About this task: Determine how many of the lines below include "portrait", then respond with that number and no other text.

▼▼▼

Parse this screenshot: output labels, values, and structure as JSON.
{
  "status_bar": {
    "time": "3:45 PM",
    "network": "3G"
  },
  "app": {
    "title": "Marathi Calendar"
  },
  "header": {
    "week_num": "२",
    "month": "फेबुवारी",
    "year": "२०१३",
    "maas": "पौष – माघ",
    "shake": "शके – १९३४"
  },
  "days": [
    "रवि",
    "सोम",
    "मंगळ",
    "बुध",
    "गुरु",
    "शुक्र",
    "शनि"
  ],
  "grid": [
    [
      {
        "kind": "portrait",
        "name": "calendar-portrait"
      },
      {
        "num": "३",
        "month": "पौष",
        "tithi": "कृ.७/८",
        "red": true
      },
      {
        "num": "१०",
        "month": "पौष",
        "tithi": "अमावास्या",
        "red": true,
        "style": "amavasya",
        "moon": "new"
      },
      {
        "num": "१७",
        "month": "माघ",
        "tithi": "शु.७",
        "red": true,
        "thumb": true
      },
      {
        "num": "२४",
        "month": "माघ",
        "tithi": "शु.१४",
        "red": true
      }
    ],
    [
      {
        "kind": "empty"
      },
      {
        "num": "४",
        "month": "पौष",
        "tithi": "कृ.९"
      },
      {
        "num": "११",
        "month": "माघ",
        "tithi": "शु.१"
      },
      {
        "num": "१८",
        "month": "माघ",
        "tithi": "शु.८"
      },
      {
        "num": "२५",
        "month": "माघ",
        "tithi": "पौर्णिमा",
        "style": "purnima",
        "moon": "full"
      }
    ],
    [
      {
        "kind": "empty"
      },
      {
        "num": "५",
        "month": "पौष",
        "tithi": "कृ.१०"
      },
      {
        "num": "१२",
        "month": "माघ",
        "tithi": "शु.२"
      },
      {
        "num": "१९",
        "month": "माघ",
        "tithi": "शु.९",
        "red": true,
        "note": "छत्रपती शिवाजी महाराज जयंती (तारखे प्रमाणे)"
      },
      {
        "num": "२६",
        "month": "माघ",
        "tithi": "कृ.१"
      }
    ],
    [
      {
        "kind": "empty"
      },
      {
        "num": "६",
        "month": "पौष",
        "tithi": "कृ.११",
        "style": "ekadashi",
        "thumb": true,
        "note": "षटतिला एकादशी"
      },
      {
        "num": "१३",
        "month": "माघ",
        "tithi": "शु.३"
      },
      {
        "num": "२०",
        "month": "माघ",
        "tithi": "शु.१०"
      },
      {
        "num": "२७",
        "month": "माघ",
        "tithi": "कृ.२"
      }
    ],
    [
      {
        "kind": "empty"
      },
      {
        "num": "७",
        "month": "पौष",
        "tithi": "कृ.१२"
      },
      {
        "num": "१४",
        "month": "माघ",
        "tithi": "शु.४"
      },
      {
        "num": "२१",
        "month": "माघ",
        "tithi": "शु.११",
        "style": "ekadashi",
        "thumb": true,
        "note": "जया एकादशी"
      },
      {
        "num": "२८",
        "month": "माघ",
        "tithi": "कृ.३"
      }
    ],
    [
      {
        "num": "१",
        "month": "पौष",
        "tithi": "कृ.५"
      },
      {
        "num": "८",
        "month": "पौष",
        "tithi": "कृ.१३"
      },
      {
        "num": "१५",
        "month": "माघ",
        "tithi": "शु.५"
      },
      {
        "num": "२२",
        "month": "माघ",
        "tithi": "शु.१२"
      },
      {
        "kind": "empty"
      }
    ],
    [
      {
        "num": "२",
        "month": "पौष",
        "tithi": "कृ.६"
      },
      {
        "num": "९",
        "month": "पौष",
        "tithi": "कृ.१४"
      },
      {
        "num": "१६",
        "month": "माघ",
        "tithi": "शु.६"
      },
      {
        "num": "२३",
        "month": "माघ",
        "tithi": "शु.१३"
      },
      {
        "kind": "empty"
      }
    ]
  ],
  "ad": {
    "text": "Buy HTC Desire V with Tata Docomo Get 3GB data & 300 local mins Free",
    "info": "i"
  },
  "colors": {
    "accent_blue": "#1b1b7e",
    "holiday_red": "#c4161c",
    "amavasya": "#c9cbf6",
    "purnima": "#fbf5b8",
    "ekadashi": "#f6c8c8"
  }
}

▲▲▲

Answer for the task: 2